**WHAT TO WORK ON:**
Find every line in the records below that holds the word "icon", and copy each one.

[Excerpts from an interface dataset]
+ + +
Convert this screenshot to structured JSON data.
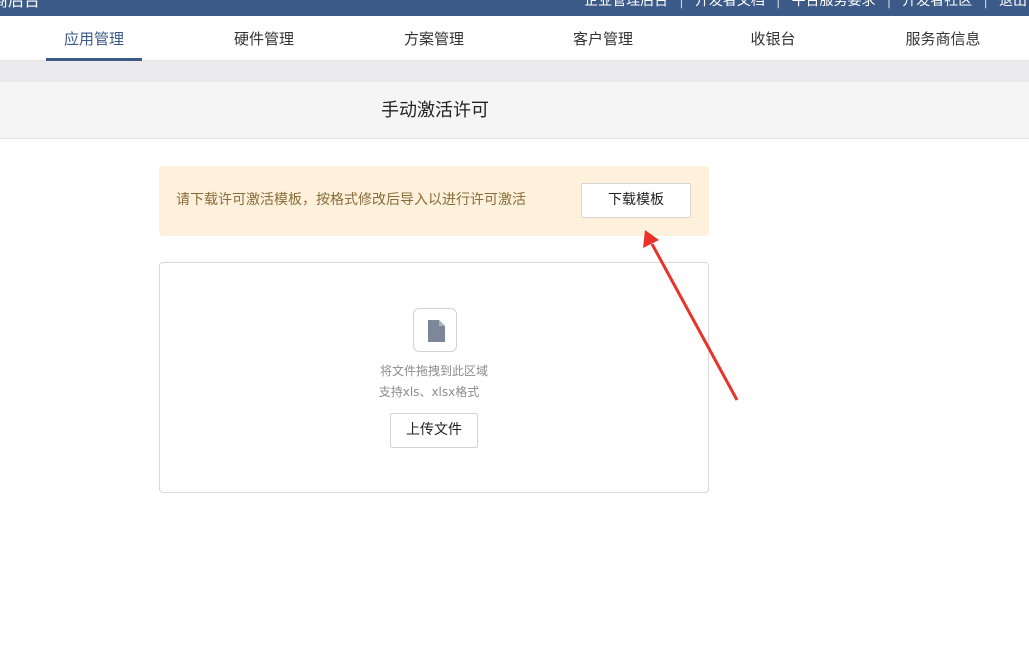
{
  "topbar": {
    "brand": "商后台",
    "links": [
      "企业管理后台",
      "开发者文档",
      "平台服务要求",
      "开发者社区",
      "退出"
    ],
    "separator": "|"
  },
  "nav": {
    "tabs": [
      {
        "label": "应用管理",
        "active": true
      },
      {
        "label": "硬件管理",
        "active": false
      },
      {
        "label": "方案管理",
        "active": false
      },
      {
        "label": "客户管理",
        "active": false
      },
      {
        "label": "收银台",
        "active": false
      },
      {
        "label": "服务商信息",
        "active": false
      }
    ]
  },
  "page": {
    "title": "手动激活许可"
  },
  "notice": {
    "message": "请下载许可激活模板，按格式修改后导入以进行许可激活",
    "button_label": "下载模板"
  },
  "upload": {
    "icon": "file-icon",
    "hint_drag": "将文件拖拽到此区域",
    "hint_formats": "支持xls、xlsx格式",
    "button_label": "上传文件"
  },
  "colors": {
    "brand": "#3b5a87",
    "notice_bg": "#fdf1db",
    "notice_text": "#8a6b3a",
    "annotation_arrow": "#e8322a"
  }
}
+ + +
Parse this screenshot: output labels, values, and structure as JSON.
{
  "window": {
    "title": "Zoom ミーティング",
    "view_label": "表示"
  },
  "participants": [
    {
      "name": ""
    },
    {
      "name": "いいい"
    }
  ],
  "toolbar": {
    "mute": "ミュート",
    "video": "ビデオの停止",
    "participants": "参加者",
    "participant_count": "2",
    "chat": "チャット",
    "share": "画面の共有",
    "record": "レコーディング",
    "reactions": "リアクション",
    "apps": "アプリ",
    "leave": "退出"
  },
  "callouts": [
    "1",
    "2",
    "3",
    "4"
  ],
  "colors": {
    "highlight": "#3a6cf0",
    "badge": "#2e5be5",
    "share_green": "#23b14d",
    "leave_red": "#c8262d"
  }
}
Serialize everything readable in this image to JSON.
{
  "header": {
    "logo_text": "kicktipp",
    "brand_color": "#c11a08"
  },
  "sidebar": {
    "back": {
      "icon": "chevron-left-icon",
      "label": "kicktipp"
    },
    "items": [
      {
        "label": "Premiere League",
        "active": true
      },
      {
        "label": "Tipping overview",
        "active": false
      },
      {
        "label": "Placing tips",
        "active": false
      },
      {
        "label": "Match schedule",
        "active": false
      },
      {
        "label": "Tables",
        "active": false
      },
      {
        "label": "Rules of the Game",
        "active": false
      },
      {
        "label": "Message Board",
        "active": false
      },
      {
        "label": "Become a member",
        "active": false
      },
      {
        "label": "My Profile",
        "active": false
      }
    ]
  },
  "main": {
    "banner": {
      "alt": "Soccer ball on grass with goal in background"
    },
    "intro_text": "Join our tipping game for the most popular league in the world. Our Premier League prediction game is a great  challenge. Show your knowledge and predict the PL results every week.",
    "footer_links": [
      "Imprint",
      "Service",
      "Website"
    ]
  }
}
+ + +
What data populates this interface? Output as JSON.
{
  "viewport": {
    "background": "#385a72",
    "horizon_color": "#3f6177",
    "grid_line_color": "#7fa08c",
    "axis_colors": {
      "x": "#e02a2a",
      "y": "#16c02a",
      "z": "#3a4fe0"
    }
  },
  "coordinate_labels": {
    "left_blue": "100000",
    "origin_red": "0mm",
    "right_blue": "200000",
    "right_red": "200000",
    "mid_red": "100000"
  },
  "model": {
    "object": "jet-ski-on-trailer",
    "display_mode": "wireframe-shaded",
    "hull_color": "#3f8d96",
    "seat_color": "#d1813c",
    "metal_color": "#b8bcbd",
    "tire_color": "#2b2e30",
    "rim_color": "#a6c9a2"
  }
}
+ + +
**RESPONSE BELOW:**
    "icon": "file-icon",
      "icon": "chevron-left-icon",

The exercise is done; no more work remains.